The materialistic hypothesis creates even more problems. Imagine that Dr. Novella and I are both simultaneously thinking “the White House is in Washington, D.C.”. Do we both simultaneously have exactly the same brain state, defined in terms as acetylcholine, dendrites, etc.? If the thought “the White House is in Washington, D.C.” is entirely a material state of the brain, do we all have exactly the same state in our different brains when we think the same thought? No two human brains are identical. If thoughts are merely brain states, and completely reducible to them, how can identical thoughts arise in different brains?
It will do no good for Dr. Novella to fudge. He might say ‘mind states are emergent properties of matter, yet they are not rigidly linked to measurable properties of matter’. ‘Emergence’ is a popular materialist circumlocution. If you’re a materialist, and you don’t have a clue how something happens, assert (confidently) that it’s an ’emergent’ property of matter. A nice way to deflect the hard questions. Yet ’emergence’ really offers materialists no refuge from the hard questions in the mind-brain problem. This is why: if each mind state were emergent, and not merely identical with a material state of the brain, then each mind state would be defined in part by something other than the brain. Thoughts would arise from something in addition to matter. That’s a dualist position.
So what’s Dr. Novella’s evidence that each thought is completely reducible to one discrete molecular state of the brain? Not a shred. Dr. Novella can’t give even one rigorous scientific description of a mental state– a thought– in terms of a molecular brain state.
In fact, the inability to find a unique material cause adequate to completely account for each mental state is a fundamental prediction of dualism. In neuroscience, dualism is holding up quite well. Despite astonishing advances in neurobiology, not one unique material cause of a discrete mental state has been found.
So much for materialism’s “every single prediction…”

Michael Egnor

Senior Fellow, Center for Natural & Artificial Intelligence

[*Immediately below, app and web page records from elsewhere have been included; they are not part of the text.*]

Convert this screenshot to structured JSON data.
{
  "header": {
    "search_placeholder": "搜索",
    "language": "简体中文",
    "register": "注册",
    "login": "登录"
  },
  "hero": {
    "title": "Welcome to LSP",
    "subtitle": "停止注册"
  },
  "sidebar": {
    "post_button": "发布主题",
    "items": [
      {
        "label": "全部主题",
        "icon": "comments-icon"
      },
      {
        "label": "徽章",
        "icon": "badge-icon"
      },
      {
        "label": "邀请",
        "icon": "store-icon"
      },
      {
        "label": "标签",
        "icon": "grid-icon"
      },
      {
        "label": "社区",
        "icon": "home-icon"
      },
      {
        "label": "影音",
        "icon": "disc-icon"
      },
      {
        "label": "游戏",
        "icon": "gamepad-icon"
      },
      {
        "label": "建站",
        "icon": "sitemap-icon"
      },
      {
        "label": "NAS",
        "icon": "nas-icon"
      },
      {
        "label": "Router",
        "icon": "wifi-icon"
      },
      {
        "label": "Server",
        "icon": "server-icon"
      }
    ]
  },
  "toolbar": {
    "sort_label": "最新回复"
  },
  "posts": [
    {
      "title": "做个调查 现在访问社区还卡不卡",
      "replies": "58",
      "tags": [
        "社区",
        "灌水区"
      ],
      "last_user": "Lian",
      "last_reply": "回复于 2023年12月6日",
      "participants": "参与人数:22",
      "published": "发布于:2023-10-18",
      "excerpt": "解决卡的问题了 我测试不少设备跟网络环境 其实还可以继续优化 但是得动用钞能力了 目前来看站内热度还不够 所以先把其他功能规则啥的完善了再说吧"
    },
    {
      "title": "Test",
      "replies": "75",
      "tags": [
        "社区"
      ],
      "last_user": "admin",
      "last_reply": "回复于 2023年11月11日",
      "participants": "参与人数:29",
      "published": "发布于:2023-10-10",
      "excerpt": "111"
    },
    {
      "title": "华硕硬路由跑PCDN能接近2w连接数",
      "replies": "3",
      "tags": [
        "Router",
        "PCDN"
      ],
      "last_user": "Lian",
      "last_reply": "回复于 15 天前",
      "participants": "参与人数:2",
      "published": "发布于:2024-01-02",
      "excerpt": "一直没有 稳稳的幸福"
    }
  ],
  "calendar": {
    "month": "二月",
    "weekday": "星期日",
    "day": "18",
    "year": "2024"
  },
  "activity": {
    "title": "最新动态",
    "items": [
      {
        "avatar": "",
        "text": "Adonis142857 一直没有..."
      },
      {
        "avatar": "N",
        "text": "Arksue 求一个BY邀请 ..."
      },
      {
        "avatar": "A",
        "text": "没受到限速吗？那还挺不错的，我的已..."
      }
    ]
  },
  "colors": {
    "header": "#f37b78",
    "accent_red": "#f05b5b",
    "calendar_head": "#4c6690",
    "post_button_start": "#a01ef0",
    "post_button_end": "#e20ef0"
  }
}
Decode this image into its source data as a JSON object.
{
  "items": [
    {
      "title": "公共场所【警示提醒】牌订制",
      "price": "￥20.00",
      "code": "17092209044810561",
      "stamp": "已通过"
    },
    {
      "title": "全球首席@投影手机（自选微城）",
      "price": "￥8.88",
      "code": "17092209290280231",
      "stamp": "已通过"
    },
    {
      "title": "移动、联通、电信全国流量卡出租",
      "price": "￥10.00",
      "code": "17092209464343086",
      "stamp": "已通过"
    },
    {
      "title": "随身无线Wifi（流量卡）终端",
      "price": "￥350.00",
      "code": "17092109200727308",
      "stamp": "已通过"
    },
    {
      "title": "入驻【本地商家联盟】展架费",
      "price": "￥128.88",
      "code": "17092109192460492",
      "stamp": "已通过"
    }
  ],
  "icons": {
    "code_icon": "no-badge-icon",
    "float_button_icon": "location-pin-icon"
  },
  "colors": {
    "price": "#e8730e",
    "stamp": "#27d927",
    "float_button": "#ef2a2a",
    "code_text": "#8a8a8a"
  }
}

Michael R. Egnor, MD, is a Professor of Neurosurgery and Pediatrics at State University of New York, Stony Brook, has served as the Director of Pediatric Neurosurgery, and award-winning brain surgeon. He was named one of New York’s best doctors by the New York Magazine in 2005. He received his medical education at Columbia University College of Physicians and Surgeons and completed his residency at Jackson Memorial Hospital. His research on hydrocephalus has been published in journals including Journal of Neurosurgery, Pediatrics, and Cerebrospinal Fluid Research. He is on the Scientific Advisory Board of the Hydrocephalus Association in the United States and has lectured extensively throughout the United States and Europe.